### Assignment
From the entries below, gather each line containing the word "Hidalgo".

### Input for this task
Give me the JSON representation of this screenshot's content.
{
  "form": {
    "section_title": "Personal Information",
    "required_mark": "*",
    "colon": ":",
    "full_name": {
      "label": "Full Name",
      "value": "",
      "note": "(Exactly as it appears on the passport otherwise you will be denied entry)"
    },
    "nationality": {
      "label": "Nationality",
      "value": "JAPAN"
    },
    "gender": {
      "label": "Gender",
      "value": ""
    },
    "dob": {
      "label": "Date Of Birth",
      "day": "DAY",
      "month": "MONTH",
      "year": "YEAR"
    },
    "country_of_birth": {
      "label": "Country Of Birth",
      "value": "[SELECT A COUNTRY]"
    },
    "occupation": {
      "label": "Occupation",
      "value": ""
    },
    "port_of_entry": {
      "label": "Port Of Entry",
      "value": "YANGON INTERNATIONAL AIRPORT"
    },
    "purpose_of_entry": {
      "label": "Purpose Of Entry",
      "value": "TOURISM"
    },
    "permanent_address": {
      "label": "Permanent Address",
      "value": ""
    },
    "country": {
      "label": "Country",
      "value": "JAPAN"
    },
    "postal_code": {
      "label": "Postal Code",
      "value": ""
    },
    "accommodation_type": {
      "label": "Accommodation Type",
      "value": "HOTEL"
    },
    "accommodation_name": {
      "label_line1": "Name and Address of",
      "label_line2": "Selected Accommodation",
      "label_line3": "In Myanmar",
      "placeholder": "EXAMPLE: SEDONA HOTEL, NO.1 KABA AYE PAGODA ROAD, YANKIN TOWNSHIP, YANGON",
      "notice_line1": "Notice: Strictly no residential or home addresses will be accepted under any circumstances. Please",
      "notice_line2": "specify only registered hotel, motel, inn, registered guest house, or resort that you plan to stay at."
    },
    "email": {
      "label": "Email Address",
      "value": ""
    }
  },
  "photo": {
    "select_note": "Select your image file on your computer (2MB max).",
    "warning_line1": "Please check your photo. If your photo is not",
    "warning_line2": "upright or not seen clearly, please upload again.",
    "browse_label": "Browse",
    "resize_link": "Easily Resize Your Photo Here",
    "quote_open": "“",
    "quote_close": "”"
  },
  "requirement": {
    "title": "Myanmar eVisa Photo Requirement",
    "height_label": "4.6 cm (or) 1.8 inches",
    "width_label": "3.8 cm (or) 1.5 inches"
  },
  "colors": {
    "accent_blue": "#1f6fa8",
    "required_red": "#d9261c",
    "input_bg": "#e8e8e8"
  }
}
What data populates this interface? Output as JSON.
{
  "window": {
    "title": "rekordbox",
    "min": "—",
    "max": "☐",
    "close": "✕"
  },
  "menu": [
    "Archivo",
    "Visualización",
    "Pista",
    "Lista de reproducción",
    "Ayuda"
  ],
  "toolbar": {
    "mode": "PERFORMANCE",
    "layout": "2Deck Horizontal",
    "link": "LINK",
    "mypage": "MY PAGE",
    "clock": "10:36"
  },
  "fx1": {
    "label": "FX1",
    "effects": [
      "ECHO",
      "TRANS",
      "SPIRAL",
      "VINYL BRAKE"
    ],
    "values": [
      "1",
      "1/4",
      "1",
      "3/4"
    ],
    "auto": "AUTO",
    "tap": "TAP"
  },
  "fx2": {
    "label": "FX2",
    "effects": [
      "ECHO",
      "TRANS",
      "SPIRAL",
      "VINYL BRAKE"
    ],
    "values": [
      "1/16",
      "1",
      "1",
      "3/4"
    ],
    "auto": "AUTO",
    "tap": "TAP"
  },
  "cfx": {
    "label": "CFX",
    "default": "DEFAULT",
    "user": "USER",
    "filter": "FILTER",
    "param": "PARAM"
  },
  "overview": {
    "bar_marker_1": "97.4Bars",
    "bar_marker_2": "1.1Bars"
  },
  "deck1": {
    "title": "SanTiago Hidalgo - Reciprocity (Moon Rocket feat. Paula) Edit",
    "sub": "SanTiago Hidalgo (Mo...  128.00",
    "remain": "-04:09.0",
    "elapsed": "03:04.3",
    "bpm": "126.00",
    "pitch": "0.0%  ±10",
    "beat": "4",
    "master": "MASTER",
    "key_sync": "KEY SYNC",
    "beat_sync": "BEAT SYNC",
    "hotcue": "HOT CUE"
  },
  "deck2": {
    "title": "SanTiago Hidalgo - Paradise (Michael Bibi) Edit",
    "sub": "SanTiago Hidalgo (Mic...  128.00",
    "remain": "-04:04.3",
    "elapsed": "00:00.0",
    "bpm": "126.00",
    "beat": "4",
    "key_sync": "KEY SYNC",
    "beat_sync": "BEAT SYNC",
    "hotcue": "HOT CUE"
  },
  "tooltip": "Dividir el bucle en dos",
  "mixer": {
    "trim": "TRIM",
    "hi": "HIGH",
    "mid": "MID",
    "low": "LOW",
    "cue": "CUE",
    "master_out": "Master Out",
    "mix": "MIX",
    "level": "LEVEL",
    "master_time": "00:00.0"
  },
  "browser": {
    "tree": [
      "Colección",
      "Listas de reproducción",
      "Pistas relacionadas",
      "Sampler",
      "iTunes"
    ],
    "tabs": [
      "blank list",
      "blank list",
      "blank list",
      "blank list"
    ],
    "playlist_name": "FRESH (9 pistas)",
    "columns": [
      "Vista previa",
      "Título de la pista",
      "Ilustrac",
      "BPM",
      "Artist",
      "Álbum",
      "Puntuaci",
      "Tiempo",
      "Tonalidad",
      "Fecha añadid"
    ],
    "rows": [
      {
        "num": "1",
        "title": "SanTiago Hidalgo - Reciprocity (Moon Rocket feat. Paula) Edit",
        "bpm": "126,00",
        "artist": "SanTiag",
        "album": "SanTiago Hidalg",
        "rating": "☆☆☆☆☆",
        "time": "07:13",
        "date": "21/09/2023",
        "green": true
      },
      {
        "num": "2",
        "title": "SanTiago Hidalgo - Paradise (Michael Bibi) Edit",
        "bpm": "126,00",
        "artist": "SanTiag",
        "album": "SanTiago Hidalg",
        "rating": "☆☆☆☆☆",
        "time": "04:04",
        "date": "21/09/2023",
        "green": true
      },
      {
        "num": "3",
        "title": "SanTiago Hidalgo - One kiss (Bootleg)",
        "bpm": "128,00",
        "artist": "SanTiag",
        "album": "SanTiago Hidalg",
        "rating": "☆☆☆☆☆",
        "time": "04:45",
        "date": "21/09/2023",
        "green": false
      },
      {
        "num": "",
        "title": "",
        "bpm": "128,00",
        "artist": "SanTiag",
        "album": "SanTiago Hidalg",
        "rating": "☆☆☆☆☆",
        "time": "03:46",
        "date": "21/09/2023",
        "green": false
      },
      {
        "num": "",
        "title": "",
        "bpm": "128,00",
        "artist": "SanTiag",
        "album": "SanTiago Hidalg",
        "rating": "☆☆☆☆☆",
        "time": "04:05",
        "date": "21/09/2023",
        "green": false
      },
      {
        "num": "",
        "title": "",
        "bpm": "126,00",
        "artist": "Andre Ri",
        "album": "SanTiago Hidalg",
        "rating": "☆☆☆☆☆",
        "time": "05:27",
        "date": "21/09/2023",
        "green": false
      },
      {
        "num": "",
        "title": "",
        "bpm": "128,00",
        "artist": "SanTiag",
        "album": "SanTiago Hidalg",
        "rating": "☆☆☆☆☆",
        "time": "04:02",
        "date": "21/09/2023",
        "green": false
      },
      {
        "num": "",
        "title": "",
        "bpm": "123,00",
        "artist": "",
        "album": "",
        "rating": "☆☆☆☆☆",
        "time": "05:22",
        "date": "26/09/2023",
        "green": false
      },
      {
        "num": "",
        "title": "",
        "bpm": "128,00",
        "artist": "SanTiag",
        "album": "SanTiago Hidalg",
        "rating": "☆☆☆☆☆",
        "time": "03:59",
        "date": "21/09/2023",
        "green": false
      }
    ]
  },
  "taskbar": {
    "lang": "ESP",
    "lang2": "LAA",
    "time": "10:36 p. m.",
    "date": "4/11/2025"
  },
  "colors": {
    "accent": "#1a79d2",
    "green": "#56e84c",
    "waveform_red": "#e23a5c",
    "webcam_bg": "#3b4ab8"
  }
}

### Answer to the problem
    "title": "SanTiago Hidalgo - Reciprocity (Moon Rocket feat. Paula) Edit",
    "sub": "SanTiago Hidalgo (Mo...  128.00",
    "title": "SanTiago Hidalgo - Paradise (Michael Bibi) Edit",
    "sub": "SanTiago Hidalgo (Mic...  128.00",
        "title": "SanTiago Hidalgo - Reciprocity (Moon Rocket feat. Paula) Edit",
        "title": "SanTiago Hidalgo - Paradise (Michael Bibi) Edit",
        "title": "SanTiago Hidalgo - One kiss (Bootleg)",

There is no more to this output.